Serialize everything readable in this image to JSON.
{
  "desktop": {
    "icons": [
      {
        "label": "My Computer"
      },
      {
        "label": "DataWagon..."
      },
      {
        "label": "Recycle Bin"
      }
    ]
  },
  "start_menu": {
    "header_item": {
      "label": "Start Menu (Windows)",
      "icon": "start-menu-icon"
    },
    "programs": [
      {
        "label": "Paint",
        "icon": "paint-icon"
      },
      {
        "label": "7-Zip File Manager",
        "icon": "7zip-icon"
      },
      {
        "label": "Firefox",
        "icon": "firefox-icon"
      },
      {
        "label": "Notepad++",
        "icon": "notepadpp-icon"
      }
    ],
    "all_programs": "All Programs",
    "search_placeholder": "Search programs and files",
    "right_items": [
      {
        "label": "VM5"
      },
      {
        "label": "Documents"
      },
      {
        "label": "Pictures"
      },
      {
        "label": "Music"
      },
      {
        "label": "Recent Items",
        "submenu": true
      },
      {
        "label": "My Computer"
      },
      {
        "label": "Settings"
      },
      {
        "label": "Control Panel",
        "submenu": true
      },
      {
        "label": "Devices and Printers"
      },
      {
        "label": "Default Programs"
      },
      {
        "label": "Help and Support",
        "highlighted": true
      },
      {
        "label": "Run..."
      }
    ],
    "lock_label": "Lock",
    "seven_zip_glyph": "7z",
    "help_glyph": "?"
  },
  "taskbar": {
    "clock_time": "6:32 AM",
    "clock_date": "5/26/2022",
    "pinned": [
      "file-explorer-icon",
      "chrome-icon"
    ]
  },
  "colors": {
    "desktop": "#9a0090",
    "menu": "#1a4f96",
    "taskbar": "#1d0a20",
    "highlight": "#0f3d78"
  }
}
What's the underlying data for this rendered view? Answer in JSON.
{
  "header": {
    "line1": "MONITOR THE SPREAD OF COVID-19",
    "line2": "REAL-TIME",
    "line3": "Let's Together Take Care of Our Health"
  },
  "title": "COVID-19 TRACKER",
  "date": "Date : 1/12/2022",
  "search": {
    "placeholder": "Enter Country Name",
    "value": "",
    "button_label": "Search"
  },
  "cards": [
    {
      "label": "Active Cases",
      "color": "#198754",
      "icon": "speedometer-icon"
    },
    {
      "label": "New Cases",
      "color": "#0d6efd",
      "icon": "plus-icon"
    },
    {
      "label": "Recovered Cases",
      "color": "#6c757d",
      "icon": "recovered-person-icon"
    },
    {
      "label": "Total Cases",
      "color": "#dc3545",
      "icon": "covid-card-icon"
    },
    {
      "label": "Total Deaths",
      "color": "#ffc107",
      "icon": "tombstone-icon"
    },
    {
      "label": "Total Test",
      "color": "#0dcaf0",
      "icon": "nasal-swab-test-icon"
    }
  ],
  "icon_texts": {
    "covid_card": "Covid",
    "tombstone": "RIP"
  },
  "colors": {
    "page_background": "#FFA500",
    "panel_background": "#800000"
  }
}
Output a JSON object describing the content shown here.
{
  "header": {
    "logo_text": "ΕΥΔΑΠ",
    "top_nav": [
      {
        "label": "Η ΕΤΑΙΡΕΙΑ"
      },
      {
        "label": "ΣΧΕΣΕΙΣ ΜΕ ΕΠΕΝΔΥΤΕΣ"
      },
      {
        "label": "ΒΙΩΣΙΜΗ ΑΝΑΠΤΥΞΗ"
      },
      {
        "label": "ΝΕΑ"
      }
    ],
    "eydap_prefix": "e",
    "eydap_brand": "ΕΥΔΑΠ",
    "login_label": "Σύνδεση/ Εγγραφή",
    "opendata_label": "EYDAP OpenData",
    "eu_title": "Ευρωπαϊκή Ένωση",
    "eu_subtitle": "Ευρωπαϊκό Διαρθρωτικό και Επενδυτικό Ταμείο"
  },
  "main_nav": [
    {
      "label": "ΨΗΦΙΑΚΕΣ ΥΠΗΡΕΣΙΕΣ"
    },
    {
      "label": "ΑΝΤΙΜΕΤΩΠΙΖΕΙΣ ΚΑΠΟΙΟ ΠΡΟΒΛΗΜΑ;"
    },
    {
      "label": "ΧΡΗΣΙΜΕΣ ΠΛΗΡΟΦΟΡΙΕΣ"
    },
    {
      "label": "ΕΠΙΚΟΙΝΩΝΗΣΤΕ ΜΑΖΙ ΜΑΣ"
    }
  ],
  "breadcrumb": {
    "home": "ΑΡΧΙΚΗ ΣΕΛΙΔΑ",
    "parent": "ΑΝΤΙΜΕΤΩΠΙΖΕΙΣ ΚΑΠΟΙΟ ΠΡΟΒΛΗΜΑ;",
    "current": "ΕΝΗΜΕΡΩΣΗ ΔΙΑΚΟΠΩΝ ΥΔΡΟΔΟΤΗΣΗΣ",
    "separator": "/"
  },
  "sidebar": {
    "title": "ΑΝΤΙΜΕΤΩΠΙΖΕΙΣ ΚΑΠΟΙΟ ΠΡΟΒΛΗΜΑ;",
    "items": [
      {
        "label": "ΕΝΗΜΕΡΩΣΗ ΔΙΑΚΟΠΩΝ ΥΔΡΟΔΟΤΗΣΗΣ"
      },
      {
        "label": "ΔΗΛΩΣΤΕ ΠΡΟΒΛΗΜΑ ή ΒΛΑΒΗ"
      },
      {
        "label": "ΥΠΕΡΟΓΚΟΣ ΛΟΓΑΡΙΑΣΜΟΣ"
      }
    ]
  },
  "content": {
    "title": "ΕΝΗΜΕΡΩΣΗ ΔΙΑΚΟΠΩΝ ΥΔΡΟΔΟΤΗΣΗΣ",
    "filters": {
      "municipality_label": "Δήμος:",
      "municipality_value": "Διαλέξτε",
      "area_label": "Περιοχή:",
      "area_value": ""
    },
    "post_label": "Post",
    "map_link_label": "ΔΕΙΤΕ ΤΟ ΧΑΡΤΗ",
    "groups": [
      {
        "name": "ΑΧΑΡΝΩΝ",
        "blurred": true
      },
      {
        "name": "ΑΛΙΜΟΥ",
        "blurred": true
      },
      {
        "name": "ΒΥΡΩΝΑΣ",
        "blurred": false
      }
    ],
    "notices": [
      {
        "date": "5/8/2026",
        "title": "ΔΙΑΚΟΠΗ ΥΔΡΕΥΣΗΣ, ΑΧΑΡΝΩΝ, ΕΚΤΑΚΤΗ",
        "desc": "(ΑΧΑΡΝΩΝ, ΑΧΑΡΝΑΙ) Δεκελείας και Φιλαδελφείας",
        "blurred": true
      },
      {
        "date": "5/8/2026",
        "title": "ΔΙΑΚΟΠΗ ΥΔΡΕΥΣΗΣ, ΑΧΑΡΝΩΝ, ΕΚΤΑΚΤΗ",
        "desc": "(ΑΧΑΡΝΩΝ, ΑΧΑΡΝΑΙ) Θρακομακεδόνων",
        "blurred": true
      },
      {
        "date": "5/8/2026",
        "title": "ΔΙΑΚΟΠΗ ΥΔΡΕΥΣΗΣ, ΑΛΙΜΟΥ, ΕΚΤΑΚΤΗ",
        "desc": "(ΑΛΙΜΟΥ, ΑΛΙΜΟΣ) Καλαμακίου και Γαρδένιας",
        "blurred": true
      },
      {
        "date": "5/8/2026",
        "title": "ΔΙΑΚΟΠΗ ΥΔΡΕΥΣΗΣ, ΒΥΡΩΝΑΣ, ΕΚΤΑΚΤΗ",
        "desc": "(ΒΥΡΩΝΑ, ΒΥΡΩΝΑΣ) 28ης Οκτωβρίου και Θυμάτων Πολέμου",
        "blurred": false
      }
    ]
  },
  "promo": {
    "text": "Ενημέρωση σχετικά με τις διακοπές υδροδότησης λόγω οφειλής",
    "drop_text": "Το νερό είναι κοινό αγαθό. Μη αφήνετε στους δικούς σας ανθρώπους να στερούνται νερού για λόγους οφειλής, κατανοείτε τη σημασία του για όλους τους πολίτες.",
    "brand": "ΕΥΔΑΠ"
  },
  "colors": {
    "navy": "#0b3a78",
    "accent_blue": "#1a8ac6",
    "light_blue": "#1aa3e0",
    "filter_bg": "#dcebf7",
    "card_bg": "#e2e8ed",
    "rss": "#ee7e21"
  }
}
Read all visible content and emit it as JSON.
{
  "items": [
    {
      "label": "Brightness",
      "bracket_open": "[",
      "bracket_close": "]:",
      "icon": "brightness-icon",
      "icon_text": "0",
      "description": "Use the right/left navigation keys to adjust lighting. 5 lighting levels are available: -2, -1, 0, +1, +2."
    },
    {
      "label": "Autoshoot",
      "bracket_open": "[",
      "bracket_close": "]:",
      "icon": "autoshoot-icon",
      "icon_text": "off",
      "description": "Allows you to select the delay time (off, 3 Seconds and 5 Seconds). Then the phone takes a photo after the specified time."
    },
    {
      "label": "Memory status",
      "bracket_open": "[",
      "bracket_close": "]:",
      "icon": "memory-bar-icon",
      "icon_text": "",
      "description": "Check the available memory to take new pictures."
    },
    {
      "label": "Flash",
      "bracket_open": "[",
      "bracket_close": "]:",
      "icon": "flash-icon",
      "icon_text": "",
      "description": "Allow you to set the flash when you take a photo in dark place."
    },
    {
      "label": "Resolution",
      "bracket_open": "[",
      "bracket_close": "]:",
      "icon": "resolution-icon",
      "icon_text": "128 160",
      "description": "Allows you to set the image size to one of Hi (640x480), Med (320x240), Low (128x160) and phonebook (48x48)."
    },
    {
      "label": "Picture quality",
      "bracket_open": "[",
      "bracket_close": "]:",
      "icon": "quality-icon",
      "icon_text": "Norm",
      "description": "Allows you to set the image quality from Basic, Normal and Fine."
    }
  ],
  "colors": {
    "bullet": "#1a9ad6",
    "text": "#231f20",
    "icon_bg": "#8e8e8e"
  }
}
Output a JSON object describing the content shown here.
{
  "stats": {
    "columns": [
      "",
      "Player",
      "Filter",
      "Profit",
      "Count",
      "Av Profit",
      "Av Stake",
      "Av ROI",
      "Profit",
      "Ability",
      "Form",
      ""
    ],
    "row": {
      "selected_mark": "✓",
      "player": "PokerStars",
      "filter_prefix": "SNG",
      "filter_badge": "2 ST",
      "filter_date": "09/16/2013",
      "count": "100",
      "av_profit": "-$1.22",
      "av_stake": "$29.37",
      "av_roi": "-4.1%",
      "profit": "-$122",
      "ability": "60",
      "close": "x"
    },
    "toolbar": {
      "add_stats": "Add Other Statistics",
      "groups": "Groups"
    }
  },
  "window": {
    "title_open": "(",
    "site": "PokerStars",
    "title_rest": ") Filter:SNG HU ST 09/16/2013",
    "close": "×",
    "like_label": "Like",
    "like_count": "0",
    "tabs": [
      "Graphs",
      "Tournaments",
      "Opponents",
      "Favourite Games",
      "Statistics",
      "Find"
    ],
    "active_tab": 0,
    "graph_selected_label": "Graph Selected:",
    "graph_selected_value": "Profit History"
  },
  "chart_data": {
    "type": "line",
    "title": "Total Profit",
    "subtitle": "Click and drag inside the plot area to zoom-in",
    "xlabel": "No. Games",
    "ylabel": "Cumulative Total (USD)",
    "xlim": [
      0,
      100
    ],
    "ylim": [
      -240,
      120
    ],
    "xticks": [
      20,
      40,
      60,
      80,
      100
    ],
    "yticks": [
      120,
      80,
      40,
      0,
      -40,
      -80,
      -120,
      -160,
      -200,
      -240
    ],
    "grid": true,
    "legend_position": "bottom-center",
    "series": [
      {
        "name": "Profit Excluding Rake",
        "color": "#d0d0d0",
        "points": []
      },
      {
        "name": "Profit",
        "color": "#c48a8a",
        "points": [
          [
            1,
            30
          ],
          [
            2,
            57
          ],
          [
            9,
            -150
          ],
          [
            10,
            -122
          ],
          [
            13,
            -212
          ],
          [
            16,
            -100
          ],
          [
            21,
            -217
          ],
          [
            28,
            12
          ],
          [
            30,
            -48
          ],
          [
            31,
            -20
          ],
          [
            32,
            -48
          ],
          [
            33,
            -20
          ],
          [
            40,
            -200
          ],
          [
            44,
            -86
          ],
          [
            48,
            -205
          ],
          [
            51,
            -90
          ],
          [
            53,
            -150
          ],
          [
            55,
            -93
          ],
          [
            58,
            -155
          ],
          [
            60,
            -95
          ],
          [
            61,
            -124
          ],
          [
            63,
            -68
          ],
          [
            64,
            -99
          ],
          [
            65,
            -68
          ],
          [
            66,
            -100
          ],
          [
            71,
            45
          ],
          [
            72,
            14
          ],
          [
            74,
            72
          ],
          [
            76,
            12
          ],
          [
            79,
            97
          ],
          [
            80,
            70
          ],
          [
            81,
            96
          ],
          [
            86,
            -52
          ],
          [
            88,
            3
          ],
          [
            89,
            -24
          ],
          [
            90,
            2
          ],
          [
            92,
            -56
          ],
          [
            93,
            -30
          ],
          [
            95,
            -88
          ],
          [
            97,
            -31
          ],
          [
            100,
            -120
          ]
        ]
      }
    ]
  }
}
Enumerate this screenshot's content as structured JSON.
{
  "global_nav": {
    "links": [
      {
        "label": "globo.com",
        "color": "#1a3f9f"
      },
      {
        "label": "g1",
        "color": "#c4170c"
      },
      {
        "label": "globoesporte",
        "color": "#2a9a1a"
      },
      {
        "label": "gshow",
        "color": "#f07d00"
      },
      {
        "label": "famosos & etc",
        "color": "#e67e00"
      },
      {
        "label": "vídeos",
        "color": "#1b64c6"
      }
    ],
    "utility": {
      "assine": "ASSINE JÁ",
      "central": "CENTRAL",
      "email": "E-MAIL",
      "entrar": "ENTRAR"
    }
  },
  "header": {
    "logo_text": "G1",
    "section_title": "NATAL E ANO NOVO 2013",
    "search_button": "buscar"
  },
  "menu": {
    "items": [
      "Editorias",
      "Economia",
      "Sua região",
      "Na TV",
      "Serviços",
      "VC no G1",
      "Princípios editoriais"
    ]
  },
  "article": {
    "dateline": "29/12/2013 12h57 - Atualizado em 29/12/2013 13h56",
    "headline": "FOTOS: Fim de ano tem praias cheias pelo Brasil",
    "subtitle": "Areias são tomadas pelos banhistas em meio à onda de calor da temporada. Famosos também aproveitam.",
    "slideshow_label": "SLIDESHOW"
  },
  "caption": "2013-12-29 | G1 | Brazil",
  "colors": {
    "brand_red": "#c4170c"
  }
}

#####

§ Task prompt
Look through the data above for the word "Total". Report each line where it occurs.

§ Completed task
      "label": "Total Cases",
      "label": "Total Deaths",
      "label": "Total Test",
    "title": "Total Profit",
    "ylabel": "Cumulative Total (USD)",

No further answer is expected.